Your Book Proposal and Book Marketing

Your Book Proposal and Book MarketingReady to send your book proposal to a publisher? They are more likely to take notice of your proposal if it includes a strong Book Marketing section. This section should be the biggest part of your proposal and detail your ongoing book marketing efforts. As an example of what to include in a book proposal, here’s one author’s book proposal contents.

Contents of a Book Proposal

  • Overview
  • About the Author
  • Target Market
  • Marketing and Book Promotion
  • Competitive and Complementary Books
  • Contents of the Book
  • Chapter Summaries
  • Sample Chapters

This author’s Marketing and Book Promotion section is 10 pages long with several specific sections.

Marketing and Book Promotion

  • Introductory paragraph
  • Networking
  • Global Vision
  • Social Media
  • Public Relations
  • Outreach
  • Specialty Venues
  • Presentations

Social Media Section

The social media section of this nonfiction author’s book proposal includes reference to his website and blog and the purpose of his website. He states, “It serves as a platform to support the author’s brand. It is updated regularly to keep it fresh and interesting.”

This section also includes a chart showing quarterly numbers for website page views, Twitter followers, Facebook Page fans, Facebook page reach, Facebook page engagement, Instagram followers, and LinkedIn Pulse followers. He provides percentages of increase for each social media platform for the past year. He also details the LinkedIn groups in which he is active.

A screenshot of the results of a Facebook promotion are included at the suggestion of a publicist. This particular promotion was done of a blog post that is a book excerpt to show a publisher that the book is already garnering interest.

Need help getting your social media platforms optimized so a publisher takes notice of your book proposal? Sign up for our Peace of Mind Social Media Audit & Consultation.

2 thoughts on “Your Book Proposal and Book Marketing

  1. Thanks for this useful post, Sue. When I evaluate authors’ book proposals, I focus heavily on the marketing section because that’s where authors can really shine. Even when authors don’t have large platforms, there are many ways to strengthen this section and show their ability to reach their target readers. In the case of an author you and I have both worked with, the chart you created to show percentages of his social media growth over several quarters was quite impressive and helped to make him look active and engaged with his potential readers.

    Highlighting successful Facebook promotions are another great idea for a book proposal. One thing that makes writing proposals so challenging is that there is no one “correct” way to write them. Each proposal is unique because each book and each author is unique. The marketing section can be a great place to embrace your creativity and show publishers that you’re already engaging with your target audience and have concrete ideas for doing so that will sell books.

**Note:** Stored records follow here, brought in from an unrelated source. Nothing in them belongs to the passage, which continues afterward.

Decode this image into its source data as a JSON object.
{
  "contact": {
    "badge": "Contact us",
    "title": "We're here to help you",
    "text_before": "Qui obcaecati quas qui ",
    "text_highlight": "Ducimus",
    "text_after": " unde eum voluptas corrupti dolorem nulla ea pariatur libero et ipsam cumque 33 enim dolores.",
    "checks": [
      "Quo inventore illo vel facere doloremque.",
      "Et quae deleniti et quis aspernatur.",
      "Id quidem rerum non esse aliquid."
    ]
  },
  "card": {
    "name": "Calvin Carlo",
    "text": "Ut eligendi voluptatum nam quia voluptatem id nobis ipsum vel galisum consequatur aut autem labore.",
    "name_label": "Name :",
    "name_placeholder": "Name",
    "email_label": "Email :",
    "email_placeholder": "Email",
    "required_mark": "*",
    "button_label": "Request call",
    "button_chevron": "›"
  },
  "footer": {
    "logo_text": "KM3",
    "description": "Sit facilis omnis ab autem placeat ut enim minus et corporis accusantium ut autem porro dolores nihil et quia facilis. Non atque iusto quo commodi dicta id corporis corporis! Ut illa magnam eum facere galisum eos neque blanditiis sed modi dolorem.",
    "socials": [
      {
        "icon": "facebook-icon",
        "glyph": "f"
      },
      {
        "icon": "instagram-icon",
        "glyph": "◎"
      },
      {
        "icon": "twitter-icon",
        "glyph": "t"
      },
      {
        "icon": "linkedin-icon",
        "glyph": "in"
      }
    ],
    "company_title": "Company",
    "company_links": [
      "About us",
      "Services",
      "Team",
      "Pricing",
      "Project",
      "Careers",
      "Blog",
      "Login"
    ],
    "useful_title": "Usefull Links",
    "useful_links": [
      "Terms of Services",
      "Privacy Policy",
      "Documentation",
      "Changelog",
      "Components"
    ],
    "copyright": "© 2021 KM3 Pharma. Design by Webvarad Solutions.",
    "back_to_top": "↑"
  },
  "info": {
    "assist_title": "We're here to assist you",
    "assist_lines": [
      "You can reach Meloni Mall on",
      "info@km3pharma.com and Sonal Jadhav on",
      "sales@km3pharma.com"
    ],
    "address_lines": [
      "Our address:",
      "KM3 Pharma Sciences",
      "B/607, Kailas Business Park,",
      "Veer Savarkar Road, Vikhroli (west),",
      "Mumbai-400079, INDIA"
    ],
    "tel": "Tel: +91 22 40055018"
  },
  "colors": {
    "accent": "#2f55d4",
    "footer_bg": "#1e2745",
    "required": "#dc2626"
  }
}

  2. Thank you for your comments Candace! You are so right that a book proposal is a great place to show publishers that authors are engaging with their audience. Authors need to remember that interacting with their audience is important if they hope to maintain engagement and sell more books.

What do you think?